“The campus at Churchill will grow, it will be a distributed model with outreach centres in Sale and probably the Latrobe Valley.

“The range of courses currently on offer will increase and there will be ambitious plans to increase the number of students very substantially over next few years.”

As part of the change, new courses for Gippsland could include engineering, graphic design and multimedia, human movement and sports science, early childhood, metallurgy and health science.

Monash will continue to run the medical school and jointly staff the research centre at Churchill.

Prof. Byrne said Monash would provide academic and financial support for the new entity with current staff guaranteed employment there.

Current Monash Gippsland students will graduate with a Monash degree.

With community consultation showing general support the region’s two TAFE institutes, industry, most university staff and students, Prof. Byrne said the boards of both universities would need to be satisfied the new entity would be financially stable.

The aim is to have a final decision mid-year before the new entity is formally launched, under a new name, on January 1.

The University of Ballarat Act would need to be amended in State Parliament to enact the change.

There will be an additional consultation process over the name, with Robert Menzies University, Endeavour University and the State University of Victoria among the suggestions.

Monash Gippsland president Robin Pollard said there would be a more flexible admission criteria for the new entity.

Group of Eight universities, such as Monash, have stringent criteria which Prof. Pollard said had inadvertently disadvantaged the development of the Gippsland campus.

“I understand that the University of Ballarat admits only 20 per cent of its students on the basis of ATAR the other students come to that university on principal’s recommendation, direct offer and a host of other means that just about all regional universities employ,” he said.

Wellington Shire Council has given in-principle support for the Monash-Ballarat move.

The position is in contrast to councillors in neighbouring Latrobe City, who unanimously opposed the move last month.

Councillor Darren McCubbin was excited by prospect of an outreach centre in Sale.

“There’s no reason why students in Sale and Maffra and so on shouldn’t get a course connect here locally,” he said.
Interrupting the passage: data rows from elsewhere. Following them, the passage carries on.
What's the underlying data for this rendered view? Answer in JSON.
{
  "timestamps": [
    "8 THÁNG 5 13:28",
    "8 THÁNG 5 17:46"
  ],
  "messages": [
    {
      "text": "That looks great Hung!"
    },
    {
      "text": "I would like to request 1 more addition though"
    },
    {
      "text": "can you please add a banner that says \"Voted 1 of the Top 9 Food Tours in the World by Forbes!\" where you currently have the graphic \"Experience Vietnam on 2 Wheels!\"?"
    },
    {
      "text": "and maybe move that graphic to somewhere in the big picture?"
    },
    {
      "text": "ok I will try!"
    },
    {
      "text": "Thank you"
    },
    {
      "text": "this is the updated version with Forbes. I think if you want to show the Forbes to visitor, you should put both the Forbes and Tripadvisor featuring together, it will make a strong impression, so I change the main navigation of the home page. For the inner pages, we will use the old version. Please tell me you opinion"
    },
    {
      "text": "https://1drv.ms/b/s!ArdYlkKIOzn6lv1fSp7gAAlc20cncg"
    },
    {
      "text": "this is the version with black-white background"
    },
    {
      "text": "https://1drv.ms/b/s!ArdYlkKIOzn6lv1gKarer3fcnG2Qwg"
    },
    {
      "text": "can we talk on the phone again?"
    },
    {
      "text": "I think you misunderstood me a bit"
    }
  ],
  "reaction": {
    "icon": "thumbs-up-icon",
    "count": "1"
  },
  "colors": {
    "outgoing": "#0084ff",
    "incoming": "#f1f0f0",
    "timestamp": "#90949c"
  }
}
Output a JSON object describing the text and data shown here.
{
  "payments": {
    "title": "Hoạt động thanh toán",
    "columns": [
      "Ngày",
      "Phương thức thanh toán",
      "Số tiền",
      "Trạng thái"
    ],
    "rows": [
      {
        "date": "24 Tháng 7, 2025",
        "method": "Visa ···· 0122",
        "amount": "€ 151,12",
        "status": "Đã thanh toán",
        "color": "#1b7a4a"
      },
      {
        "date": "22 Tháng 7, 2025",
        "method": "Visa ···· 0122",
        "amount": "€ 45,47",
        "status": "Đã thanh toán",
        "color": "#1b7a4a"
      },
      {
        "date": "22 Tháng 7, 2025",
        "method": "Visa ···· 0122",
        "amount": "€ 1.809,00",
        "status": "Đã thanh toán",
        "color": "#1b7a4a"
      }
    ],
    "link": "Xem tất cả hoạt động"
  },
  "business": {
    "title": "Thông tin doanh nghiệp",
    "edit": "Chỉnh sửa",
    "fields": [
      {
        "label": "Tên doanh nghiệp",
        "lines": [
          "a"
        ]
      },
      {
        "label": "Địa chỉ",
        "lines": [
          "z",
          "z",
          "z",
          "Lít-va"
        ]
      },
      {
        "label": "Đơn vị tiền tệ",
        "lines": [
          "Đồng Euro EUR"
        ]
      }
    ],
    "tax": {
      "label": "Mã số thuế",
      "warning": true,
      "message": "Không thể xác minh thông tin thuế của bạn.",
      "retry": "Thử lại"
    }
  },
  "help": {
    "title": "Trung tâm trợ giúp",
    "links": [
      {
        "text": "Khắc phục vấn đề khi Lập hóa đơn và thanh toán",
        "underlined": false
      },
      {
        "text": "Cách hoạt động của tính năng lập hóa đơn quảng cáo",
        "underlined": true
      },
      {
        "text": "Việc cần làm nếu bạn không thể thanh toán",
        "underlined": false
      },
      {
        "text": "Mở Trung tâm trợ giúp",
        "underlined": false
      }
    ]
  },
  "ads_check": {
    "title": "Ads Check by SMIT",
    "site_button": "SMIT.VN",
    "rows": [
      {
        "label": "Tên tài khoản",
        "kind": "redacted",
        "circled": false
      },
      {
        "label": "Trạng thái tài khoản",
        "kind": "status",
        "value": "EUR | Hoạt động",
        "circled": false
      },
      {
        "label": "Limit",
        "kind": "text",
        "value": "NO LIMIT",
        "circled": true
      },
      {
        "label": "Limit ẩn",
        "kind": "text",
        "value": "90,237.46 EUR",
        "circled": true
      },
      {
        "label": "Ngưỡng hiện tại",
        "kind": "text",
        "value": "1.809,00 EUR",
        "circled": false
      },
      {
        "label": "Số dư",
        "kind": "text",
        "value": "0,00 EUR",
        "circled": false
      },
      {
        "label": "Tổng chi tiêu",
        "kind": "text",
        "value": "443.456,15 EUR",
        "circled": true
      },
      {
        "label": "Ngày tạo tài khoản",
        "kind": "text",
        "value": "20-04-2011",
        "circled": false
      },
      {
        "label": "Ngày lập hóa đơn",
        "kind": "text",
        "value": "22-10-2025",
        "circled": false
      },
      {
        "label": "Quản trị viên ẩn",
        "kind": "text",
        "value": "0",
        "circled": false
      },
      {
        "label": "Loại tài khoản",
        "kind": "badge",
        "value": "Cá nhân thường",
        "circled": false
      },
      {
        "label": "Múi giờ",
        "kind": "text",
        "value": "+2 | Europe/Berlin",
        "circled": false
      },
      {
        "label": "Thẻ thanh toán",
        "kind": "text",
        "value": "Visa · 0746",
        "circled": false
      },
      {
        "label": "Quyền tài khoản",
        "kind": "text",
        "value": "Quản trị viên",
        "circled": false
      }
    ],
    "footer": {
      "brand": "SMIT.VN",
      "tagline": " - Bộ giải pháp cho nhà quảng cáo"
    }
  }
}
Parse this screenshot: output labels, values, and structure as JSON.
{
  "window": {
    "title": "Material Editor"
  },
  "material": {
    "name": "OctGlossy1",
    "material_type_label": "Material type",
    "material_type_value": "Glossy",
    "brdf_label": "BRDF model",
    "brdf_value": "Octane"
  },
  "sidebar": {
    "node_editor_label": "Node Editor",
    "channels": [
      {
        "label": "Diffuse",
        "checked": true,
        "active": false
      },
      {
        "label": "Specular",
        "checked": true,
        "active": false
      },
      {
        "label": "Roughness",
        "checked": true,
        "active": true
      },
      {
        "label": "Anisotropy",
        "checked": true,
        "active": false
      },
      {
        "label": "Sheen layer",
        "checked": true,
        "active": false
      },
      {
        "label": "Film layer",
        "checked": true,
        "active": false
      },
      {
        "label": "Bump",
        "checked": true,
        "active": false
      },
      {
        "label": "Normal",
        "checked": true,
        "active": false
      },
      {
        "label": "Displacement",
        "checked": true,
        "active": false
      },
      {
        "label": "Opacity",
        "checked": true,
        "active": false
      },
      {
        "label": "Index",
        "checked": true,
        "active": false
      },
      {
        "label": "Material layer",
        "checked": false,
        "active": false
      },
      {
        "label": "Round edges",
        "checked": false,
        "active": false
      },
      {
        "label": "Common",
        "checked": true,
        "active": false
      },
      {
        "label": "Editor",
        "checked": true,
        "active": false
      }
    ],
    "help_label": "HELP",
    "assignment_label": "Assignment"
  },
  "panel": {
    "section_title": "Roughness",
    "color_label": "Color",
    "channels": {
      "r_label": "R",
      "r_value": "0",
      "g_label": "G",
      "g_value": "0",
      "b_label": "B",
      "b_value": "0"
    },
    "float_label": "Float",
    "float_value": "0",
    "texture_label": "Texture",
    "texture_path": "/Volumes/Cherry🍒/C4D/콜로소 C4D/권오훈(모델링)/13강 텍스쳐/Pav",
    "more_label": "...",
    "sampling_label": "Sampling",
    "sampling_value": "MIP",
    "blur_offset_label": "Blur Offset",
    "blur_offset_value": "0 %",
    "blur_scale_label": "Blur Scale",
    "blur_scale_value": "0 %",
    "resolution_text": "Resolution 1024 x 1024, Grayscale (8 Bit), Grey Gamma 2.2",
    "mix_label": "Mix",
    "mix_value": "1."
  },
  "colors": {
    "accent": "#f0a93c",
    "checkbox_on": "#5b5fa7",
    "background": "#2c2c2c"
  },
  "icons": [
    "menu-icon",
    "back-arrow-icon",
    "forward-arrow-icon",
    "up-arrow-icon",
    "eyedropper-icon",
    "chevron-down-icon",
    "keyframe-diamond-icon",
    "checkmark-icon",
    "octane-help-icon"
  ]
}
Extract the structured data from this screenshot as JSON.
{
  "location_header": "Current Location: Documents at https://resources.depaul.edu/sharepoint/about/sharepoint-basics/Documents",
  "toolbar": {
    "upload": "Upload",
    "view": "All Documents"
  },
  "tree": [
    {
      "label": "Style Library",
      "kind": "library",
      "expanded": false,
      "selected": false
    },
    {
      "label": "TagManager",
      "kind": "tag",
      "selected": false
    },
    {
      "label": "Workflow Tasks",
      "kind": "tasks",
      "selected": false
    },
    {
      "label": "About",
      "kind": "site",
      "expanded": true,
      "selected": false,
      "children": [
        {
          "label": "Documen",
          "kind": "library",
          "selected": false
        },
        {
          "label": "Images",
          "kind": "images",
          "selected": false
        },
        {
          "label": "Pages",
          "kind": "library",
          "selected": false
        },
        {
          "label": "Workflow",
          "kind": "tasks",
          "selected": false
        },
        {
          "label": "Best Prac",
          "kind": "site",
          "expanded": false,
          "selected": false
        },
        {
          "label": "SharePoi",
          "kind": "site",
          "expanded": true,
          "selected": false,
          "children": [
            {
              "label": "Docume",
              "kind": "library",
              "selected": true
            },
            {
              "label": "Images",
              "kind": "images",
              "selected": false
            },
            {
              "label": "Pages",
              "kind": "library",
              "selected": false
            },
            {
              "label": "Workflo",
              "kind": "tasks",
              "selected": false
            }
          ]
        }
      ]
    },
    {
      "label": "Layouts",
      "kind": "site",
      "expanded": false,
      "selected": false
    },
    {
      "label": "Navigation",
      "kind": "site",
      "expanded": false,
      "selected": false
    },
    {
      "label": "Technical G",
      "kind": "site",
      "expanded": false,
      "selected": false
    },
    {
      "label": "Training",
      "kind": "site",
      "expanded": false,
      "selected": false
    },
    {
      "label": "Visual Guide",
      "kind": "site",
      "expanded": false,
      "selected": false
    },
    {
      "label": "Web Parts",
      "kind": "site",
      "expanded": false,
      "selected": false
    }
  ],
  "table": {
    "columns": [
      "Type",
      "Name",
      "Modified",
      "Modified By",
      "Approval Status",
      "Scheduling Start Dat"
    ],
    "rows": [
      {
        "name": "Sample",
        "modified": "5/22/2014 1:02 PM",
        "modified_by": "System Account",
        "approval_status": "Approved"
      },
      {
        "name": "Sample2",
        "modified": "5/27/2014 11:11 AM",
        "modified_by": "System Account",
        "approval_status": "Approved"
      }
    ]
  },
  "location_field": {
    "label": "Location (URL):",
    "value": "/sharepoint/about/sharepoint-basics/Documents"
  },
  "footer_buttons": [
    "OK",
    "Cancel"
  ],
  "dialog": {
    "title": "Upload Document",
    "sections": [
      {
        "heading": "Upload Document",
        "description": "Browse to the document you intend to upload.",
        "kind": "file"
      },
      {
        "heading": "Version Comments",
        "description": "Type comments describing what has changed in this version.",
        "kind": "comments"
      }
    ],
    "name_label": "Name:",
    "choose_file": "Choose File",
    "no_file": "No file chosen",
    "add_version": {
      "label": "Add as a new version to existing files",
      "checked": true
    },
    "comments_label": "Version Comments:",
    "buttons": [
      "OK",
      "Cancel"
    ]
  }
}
Cr Patrick McIvor said the University of Ballarat had a strong regional focus with partnerships already existing in Gippsland.

“There are a number of courses already being offered through local TAFEs in partnership with Ballarat Uni,” he said.

“These are courses that Ballarat has proactively partnered with our local TAFE institutions to deliver already, some would have argued it was Monash’s responsibility as a Gippsland campus.

“Ballarat has demonstrated a willingness to contribute to our region that Monash hasn’t been able to.”